Copy each line of the records that contains the word "Salary".

## Source data
⟨

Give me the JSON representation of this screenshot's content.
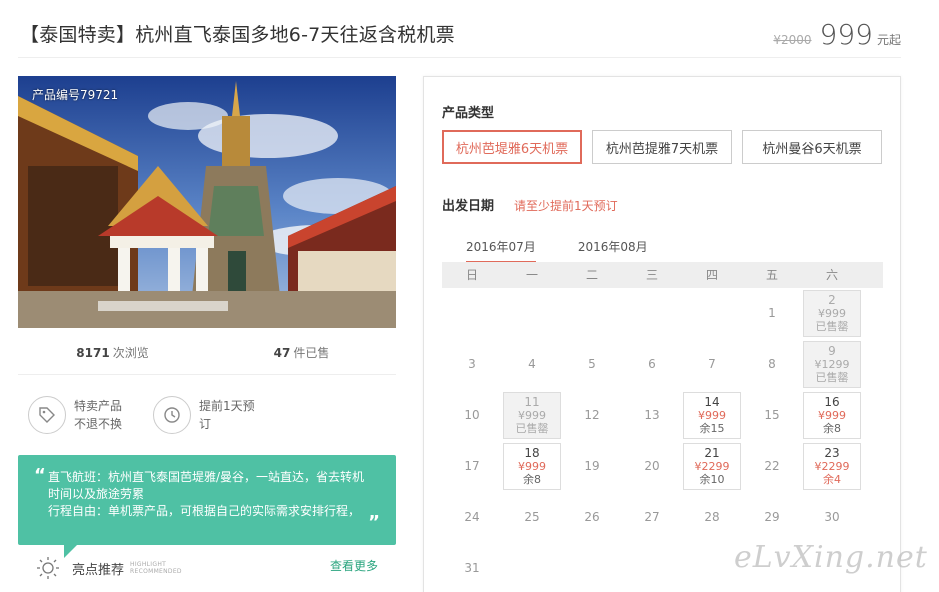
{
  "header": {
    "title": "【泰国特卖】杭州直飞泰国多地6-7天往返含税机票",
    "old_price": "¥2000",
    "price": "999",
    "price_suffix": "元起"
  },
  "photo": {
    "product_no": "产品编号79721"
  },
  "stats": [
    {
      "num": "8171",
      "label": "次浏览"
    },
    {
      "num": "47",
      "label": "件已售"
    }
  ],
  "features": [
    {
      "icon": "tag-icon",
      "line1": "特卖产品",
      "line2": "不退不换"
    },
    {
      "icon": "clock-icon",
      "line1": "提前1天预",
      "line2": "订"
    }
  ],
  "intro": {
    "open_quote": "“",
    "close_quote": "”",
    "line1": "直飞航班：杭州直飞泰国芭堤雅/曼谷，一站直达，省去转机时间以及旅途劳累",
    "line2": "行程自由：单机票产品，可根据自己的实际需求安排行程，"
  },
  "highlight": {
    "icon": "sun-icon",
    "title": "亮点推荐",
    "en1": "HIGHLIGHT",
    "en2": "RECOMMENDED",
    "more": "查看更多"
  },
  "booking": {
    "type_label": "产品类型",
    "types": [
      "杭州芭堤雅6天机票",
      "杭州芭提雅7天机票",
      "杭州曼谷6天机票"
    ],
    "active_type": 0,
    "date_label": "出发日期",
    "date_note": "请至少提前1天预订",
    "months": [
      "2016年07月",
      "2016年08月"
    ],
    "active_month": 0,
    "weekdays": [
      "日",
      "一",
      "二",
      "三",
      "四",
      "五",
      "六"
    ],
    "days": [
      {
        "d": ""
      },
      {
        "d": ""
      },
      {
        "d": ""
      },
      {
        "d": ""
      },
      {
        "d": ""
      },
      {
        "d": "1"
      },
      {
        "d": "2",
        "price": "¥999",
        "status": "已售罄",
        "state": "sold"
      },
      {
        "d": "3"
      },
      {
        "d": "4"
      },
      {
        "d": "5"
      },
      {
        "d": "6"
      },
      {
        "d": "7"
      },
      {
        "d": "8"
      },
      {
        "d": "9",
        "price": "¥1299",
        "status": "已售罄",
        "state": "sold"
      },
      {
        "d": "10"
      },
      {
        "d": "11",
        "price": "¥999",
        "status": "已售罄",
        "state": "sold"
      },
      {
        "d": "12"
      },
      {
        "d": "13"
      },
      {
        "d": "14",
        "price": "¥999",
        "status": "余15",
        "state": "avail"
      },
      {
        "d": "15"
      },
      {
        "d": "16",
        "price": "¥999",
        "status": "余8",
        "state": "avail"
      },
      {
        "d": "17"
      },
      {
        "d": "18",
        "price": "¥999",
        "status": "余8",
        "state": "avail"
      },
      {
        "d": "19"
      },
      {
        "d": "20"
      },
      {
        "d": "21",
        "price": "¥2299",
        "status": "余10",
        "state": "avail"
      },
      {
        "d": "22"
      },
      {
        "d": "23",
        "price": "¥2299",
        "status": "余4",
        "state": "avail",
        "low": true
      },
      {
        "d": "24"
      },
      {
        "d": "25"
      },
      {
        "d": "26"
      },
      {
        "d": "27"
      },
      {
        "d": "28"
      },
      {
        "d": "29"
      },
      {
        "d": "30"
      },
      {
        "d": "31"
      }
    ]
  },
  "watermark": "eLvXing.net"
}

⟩
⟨

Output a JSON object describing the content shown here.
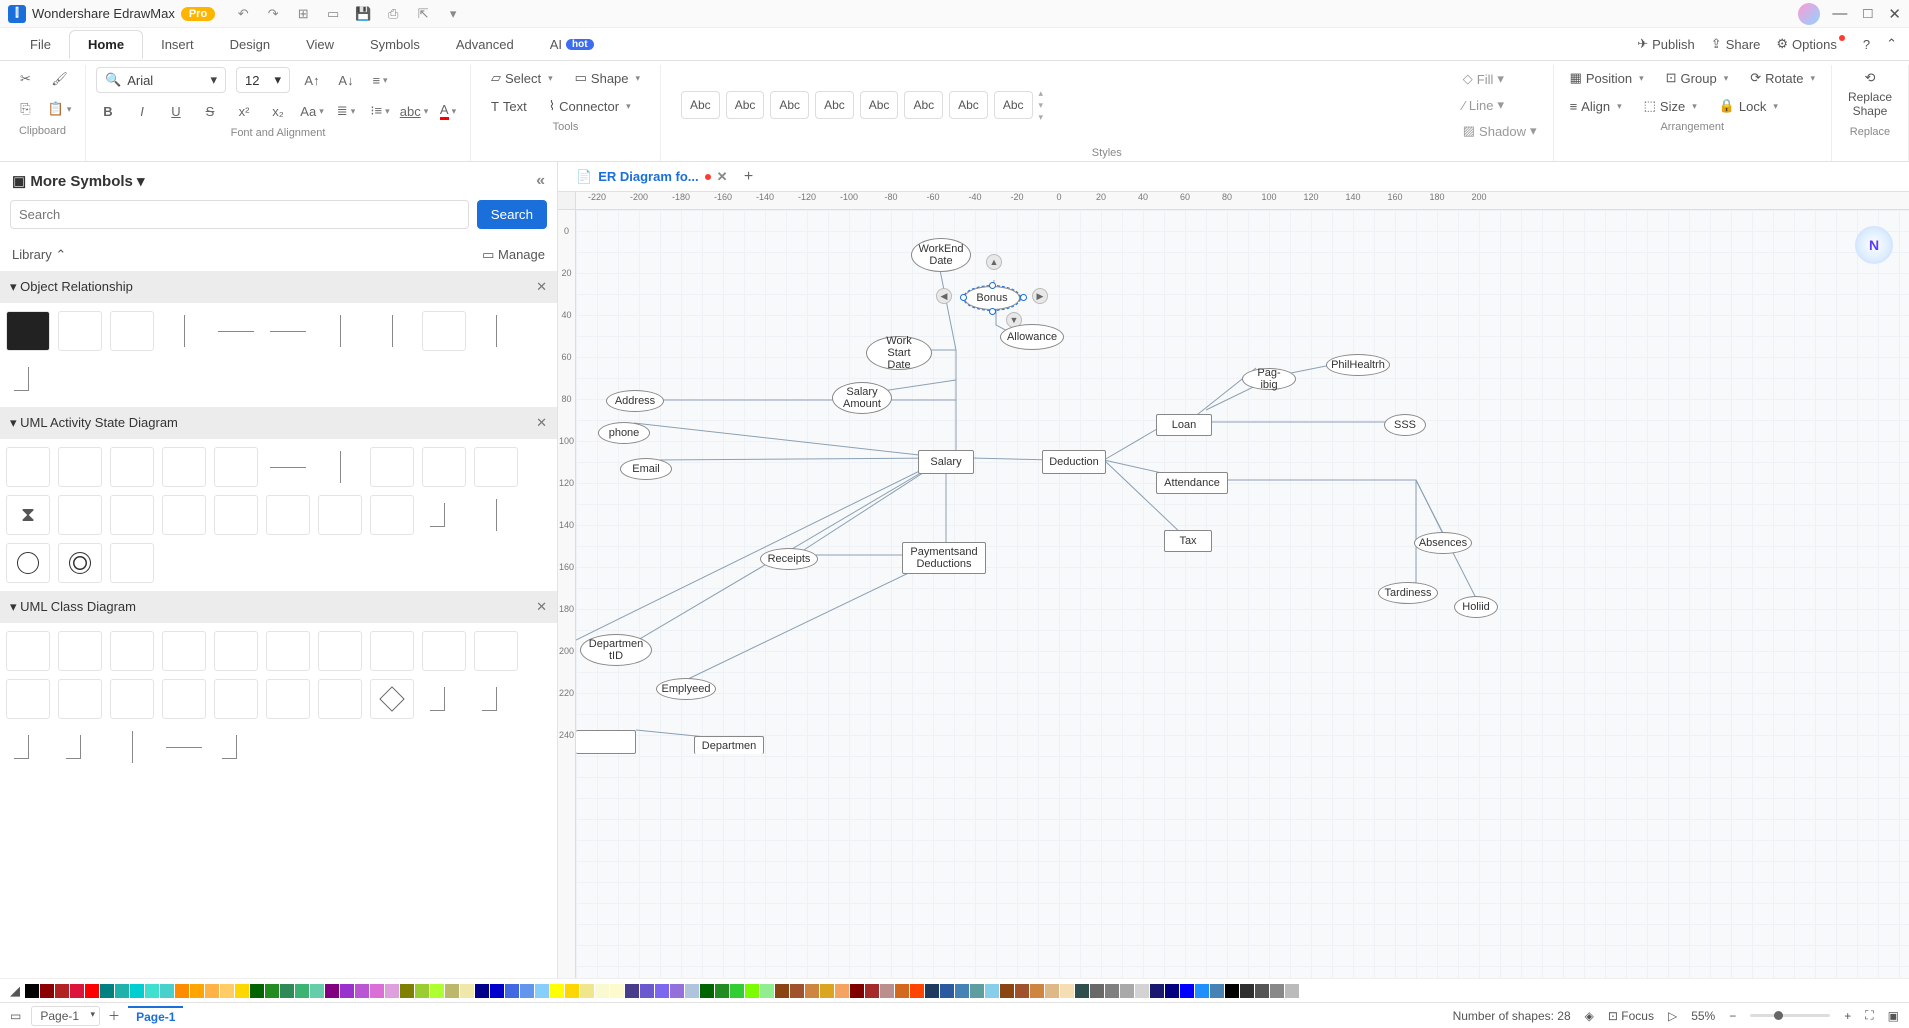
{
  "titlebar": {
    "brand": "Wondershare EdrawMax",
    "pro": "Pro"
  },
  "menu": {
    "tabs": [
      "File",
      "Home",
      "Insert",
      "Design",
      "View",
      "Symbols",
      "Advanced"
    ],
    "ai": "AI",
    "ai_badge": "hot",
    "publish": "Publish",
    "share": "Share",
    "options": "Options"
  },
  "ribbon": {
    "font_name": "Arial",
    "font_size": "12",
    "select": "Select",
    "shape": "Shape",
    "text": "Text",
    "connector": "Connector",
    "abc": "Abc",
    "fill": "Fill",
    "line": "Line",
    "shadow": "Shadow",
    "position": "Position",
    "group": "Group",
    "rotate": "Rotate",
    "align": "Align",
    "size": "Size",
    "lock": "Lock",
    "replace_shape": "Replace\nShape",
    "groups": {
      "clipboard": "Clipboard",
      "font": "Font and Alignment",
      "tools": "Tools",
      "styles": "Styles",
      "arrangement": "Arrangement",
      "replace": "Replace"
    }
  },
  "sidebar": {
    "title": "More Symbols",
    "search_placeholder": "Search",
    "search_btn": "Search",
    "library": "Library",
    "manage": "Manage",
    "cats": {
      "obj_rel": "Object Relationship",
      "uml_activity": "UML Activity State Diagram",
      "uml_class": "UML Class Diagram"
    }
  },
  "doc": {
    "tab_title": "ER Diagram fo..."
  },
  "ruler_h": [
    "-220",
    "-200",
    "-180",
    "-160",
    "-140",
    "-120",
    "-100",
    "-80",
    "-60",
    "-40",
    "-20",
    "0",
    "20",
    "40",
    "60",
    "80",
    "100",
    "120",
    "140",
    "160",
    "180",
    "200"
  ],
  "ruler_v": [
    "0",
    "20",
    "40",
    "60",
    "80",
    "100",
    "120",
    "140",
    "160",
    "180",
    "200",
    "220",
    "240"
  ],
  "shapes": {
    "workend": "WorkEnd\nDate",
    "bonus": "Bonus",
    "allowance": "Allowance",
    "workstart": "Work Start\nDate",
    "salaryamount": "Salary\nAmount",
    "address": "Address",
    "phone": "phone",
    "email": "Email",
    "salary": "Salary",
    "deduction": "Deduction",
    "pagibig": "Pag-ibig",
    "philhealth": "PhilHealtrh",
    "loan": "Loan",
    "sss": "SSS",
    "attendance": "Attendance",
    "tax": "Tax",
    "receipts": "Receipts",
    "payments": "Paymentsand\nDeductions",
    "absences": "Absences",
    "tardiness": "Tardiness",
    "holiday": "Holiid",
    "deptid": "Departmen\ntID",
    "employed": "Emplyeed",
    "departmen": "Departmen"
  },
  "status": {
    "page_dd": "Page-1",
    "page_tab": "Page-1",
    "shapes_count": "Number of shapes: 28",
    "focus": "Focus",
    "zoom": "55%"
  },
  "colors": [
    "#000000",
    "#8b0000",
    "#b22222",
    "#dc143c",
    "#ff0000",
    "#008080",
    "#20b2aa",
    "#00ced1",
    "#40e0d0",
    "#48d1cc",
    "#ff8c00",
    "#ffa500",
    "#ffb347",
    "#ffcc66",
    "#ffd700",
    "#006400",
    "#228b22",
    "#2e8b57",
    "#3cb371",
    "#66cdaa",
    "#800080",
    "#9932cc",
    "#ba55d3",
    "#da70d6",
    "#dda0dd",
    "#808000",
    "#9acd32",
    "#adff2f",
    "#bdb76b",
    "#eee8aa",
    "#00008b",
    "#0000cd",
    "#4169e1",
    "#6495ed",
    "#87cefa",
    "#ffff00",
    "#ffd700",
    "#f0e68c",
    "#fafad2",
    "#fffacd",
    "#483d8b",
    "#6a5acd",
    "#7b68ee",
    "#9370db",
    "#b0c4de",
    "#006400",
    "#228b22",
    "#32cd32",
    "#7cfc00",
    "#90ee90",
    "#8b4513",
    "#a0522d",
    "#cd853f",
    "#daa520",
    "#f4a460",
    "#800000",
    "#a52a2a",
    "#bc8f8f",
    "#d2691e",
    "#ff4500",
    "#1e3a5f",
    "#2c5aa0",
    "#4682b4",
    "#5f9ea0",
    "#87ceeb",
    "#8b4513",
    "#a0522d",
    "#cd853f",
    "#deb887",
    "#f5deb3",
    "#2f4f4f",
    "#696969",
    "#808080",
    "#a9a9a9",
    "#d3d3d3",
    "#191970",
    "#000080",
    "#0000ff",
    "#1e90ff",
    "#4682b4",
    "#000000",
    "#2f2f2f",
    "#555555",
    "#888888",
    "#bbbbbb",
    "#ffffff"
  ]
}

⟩

## Result
    "salaryamount": "Salary\nAmount",
    "salary": "Salary",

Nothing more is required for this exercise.